> _RECORDS_:
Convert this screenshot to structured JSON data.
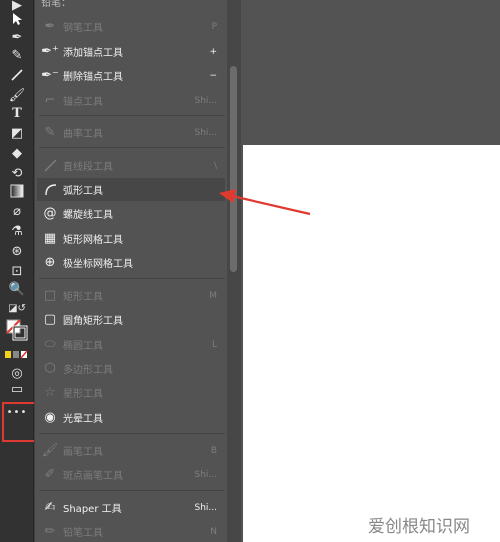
{
  "panel": {
    "header_text": "铅笔：",
    "items": [
      {
        "label": "钢笔工具",
        "shortcut": "P",
        "enabled": false
      },
      {
        "label": "添加锚点工具",
        "shortcut": "+",
        "enabled": true
      },
      {
        "label": "删除锚点工具",
        "shortcut": "−",
        "enabled": true
      },
      {
        "label": "锚点工具",
        "shortcut": "Shi...",
        "enabled": false
      },
      {
        "label": "曲率工具",
        "shortcut": "Shi...",
        "enabled": false
      },
      {
        "label": "直线段工具",
        "shortcut": "\\",
        "enabled": false
      },
      {
        "label": "弧形工具",
        "shortcut": "",
        "enabled": true,
        "selected": true
      },
      {
        "label": "螺旋线工具",
        "shortcut": "",
        "enabled": true
      },
      {
        "label": "矩形网格工具",
        "shortcut": "",
        "enabled": true
      },
      {
        "label": "极坐标网格工具",
        "shortcut": "",
        "enabled": true
      },
      {
        "label": "矩形工具",
        "shortcut": "M",
        "enabled": false
      },
      {
        "label": "圆角矩形工具",
        "shortcut": "",
        "enabled": true
      },
      {
        "label": "椭圆工具",
        "shortcut": "L",
        "enabled": false
      },
      {
        "label": "多边形工具",
        "shortcut": "",
        "enabled": false
      },
      {
        "label": "星形工具",
        "shortcut": "",
        "enabled": false
      },
      {
        "label": "光晕工具",
        "shortcut": "",
        "enabled": true
      },
      {
        "label": "画笔工具",
        "shortcut": "B",
        "enabled": false
      },
      {
        "label": "斑点画笔工具",
        "shortcut": "Shi...",
        "enabled": false
      },
      {
        "label": "Shaper 工具",
        "shortcut": "Shi...",
        "enabled": true
      },
      {
        "label": "铅笔工具",
        "shortcut": "N",
        "enabled": false
      }
    ]
  },
  "toolbar": {
    "more_label": "•••"
  },
  "watermark": "爱创根知识网",
  "colors": {
    "annotation_red": "#e03a30",
    "panel_bg": "#535353",
    "toolbar_bg": "#323232",
    "artboard": "#ffffff"
  }
}
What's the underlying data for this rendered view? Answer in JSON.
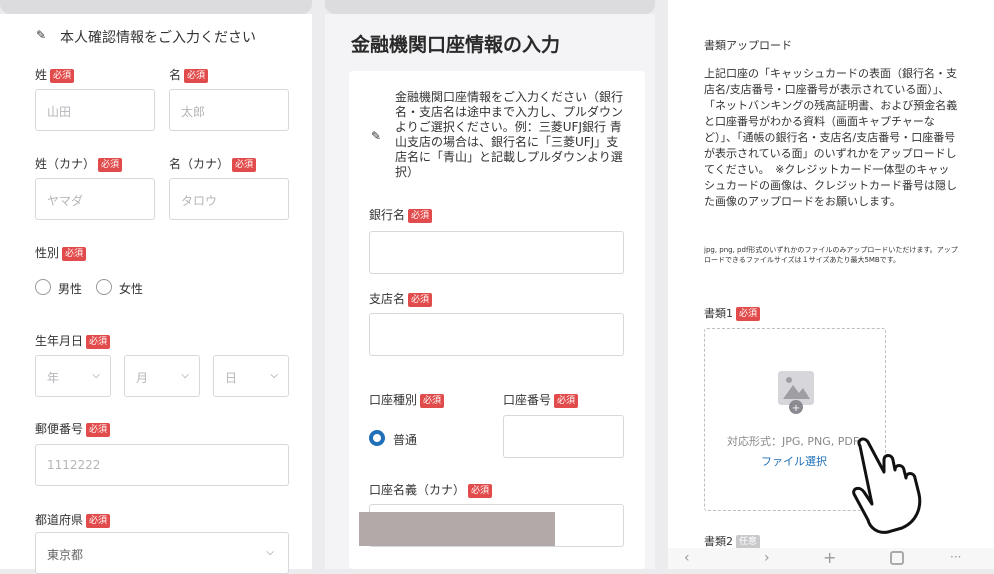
{
  "left": {
    "header": "本人確認情報をご入力ください",
    "required": "必須",
    "last_name_label": "姓",
    "last_name_ph": "山田",
    "first_name_label": "名",
    "first_name_ph": "太郎",
    "last_kana_label": "姓（カナ）",
    "last_kana_ph": "ヤマダ",
    "first_kana_label": "名（カナ）",
    "first_kana_ph": "タロウ",
    "gender_label": "性別",
    "male": "男性",
    "female": "女性",
    "dob_label": "生年月日",
    "year": "年",
    "month": "月",
    "day": "日",
    "postal_label": "郵便番号",
    "postal_ph": "1112222",
    "pref_label": "都道府県",
    "pref_value": "東京都"
  },
  "middle": {
    "title": "金融機関口座情報の入力",
    "notice": "金融機関口座情報をご入力ください（銀行名・支店名は途中まで入力し、プルダウンよりご選択ください。例：三菱UFJ銀行 青山支店の場合は、銀行名に「三菱UFJ」支店名に「青山」と記載しプルダウンより選択）",
    "bank_label": "銀行名",
    "branch_label": "支店名",
    "type_label": "口座種別",
    "type_value": "普通",
    "number_label": "口座番号",
    "holder_label": "口座名義（カナ）",
    "required": "必須"
  },
  "right": {
    "section_title": "書類アップロード",
    "description": "上記口座の「キャッシュカードの表面（銀行名・支店名/支店番号・口座番号が表示されている面）」、「ネットバンキングの残高証明書、および預金名義と口座番号がわかる資料（画面キャプチャーなど）」、「通帳の銀行名・支店名/支店番号・口座番号が表示されている面」のいずれかをアップロードしてください。　※クレジットカード一体型のキャッシュカードの画像は、クレジットカード番号は隠した画像のアップロードをお願いします。",
    "small_note": "jpg, png, pdf形式のいずれかのファイルのみアップロードいただけます。アップロードできるファイルサイズは１サイズあたり最大5MBです。",
    "doc1_label": "書類1",
    "required": "必須",
    "formats": "対応形式：JPG, PNG, PDF",
    "select_file": "ファイル選択",
    "doc2_label": "書類2",
    "optional": "任意"
  },
  "colors": {
    "required": "#e24b4b",
    "accent": "#1f70b8"
  }
}
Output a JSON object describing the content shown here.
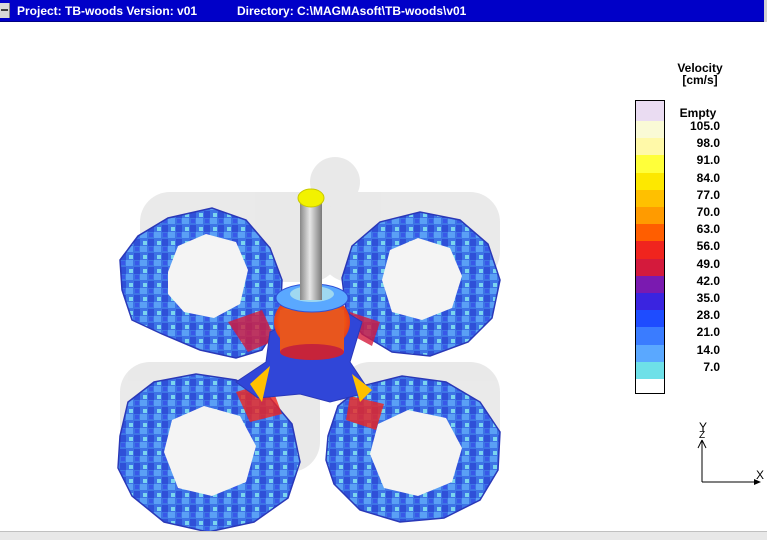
{
  "window": {
    "project": "Project: TB-woods Version: v01",
    "directory": "Directory: C:\\MAGMAsoft\\TB-woods\\v01"
  },
  "legend": {
    "title_line1": "Velocity",
    "title_line2": "[cm/s]",
    "empty_label": "Empty",
    "empty_color": "#eadcf2",
    "cells": [
      {
        "label": "105.0",
        "color": "#fafad6"
      },
      {
        "label": "98.0",
        "color": "#fff9a8"
      },
      {
        "label": "91.0",
        "color": "#ffff3a"
      },
      {
        "label": "84.0",
        "color": "#fde800"
      },
      {
        "label": "77.0",
        "color": "#ffc000"
      },
      {
        "label": "70.0",
        "color": "#ff9b00"
      },
      {
        "label": "63.0",
        "color": "#ff5e00"
      },
      {
        "label": "56.0",
        "color": "#f0241e"
      },
      {
        "label": "49.0",
        "color": "#d41a3c"
      },
      {
        "label": "42.0",
        "color": "#7a1ab0"
      },
      {
        "label": "35.0",
        "color": "#3a24e0"
      },
      {
        "label": "28.0",
        "color": "#1e4cff"
      },
      {
        "label": "21.0",
        "color": "#3a7cff"
      },
      {
        "label": "14.0",
        "color": "#5aa8ff"
      },
      {
        "label": "7.0",
        "color": "#6ee0e8"
      }
    ]
  },
  "axes": {
    "y_label": "Y",
    "z_label": "Z",
    "x_label": "X"
  }
}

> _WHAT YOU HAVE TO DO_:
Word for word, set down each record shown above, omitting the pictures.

> _OUTPUT_:
Convert this screenshot to structured JSON data.
{
  "panel": {
    "header_text": "铅笔：",
    "items": [
      {
        "label": "钢笔工具",
        "shortcut": "P",
        "enabled": false
      },
      {
        "label": "添加锚点工具",
        "shortcut": "+",
        "enabled": true
      },
      {
        "label": "删除锚点工具",
        "shortcut": "−",
        "enabled": true
      },
      {
        "label": "锚点工具",
        "shortcut": "Shi...",
        "enabled": false
      },
      {
        "label": "曲率工具",
        "shortcut": "Shi...",
        "enabled": false
      },
      {
        "label": "直线段工具",
        "shortcut": "\\",
        "enabled": false
      },
      {
        "label": "弧形工具",
        "shortcut": "",
        "enabled": true,
        "selected": true
      },
      {
        "label": "螺旋线工具",
        "shortcut": "",
        "enabled": true
      },
      {
        "label": "矩形网格工具",
        "shortcut": "",
        "enabled": true
      },
      {
        "label": "极坐标网格工具",
        "shortcut": "",
        "enabled": true
      },
      {
        "label": "矩形工具",
        "shortcut": "M",
        "enabled": false
      },
      {
        "label": "圆角矩形工具",
        "shortcut": "",
        "enabled": true
      },
      {
        "label": "椭圆工具",
        "shortcut": "L",
        "enabled": false
      },
      {
        "label": "多边形工具",
        "shortcut": "",
        "enabled": false
      },
      {
        "label": "星形工具",
        "shortcut": "",
        "enabled": false
      },
      {
        "label": "光晕工具",
        "shortcut": "",
        "enabled": true
      },
      {
        "label": "画笔工具",
        "shortcut": "B",
        "enabled": false
      },
      {
        "label": "斑点画笔工具",
        "shortcut": "Shi...",
        "enabled": false
      },
      {
        "label": "Shaper 工具",
        "shortcut": "Shi...",
        "enabled": true
      },
      {
        "label": "铅笔工具",
        "shortcut": "N",
        "enabled": false
      }
    ]
  },
  "toolbar": {
    "more_label": "•••"
  },
  "watermark": "爱创根知识网",
  "colors": {
    "annotation_red": "#e03a30",
    "panel_bg": "#535353",
    "toolbar_bg": "#323232",
    "artboard": "#ffffff"
  }
}
What's the underlying data for this rendered view? Answer in JSON.
{
  "left": {
    "header": "本人確認情報をご入力ください",
    "required": "必須",
    "last_name_label": "姓",
    "last_name_ph": "山田",
    "first_name_label": "名",
    "first_name_ph": "太郎",
    "last_kana_label": "姓（カナ）",
    "last_kana_ph": "ヤマダ",
    "first_kana_label": "名（カナ）",
    "first_kana_ph": "タロウ",
    "gender_label": "性別",
    "male": "男性",
    "female": "女性",
    "dob_label": "生年月日",
    "year": "年",
    "month": "月",
    "day": "日",
    "postal_label": "郵便番号",
    "postal_ph": "1112222",
    "pref_label": "都道府県",
    "pref_value": "東京都"
  },
  "middle": {
    "title": "金融機関口座情報の入力",
    "notice": "金融機関口座情報をご入力ください（銀行名・支店名は途中まで入力し、プルダウンよりご選択ください。例：三菱UFJ銀行 青山支店の場合は、銀行名に「三菱UFJ」支店名に「青山」と記載しプルダウンより選択）",
    "bank_label": "銀行名",
    "branch_label": "支店名",
    "type_label": "口座種別",
    "type_value": "普通",
    "number_label": "口座番号",
    "holder_label": "口座名義（カナ）",
    "required": "必須"
  },
  "right": {
    "section_title": "書類アップロード",
    "description": "上記口座の「キャッシュカードの表面（銀行名・支店名/支店番号・口座番号が表示されている面）」、「ネットバンキングの残高証明書、および預金名義と口座番号がわかる資料（画面キャプチャーなど）」、「通帳の銀行名・支店名/支店番号・口座番号が表示されている面」のいずれかをアップロードしてください。　※クレジットカード一体型のキャッシュカードの画像は、クレジットカード番号は隠した画像のアップロードをお願いします。",
    "small_note": "jpg, png, pdf形式のいずれかのファイルのみアップロードいただけます。アップロードできるファイルサイズは１サイズあたり最大5MBです。",
    "doc1_label": "書類1",
    "required": "必須",
    "formats": "対応形式：JPG, PNG, PDF",
    "select_file": "ファイル選択",
    "doc2_label": "書類2",
    "optional": "任意"
  },
  "colors": {
    "required": "#e24b4b",
    "accent": "#1f70b8"
  }
}
Output a JSON object describing the content shown here.
{
  "window": {
    "project": "Project: TB-woods Version: v01",
    "directory": "Directory: C:\\MAGMAsoft\\TB-woods\\v01"
  },
  "legend": {
    "title_line1": "Velocity",
    "title_line2": "[cm/s]",
    "empty_label": "Empty",
    "empty_color": "#eadcf2",
    "cells": [
      {
        "label": "105.0",
        "color": "#fafad6"
      },
      {
        "label": "98.0",
        "color": "#fff9a8"
      },
      {
        "label": "91.0",
        "color": "#ffff3a"
      },
      {
        "label": "84.0",
        "color": "#fde800"
      },
      {
        "label": "77.0",
        "color": "#ffc000"
      },
      {
        "label": "70.0",
        "color": "#ff9b00"
      },
      {
        "label": "63.0",
        "color": "#ff5e00"
      },
      {
        "label": "56.0",
        "color": "#f0241e"
      },
      {
        "label": "49.0",
        "color": "#d41a3c"
      },
      {
        "label": "42.0",
        "color": "#7a1ab0"
      },
      {
        "label": "35.0",
        "color": "#3a24e0"
      },
      {
        "label": "28.0",
        "color": "#1e4cff"
      },
      {
        "label": "21.0",
        "color": "#3a7cff"
      },
      {
        "label": "14.0",
        "color": "#5aa8ff"
      },
      {
        "label": "7.0",
        "color": "#6ee0e8"
      }
    ]
  },
  "axes": {
    "y_label": "Y",
    "z_label": "Z",
    "x_label": "X"
  }
}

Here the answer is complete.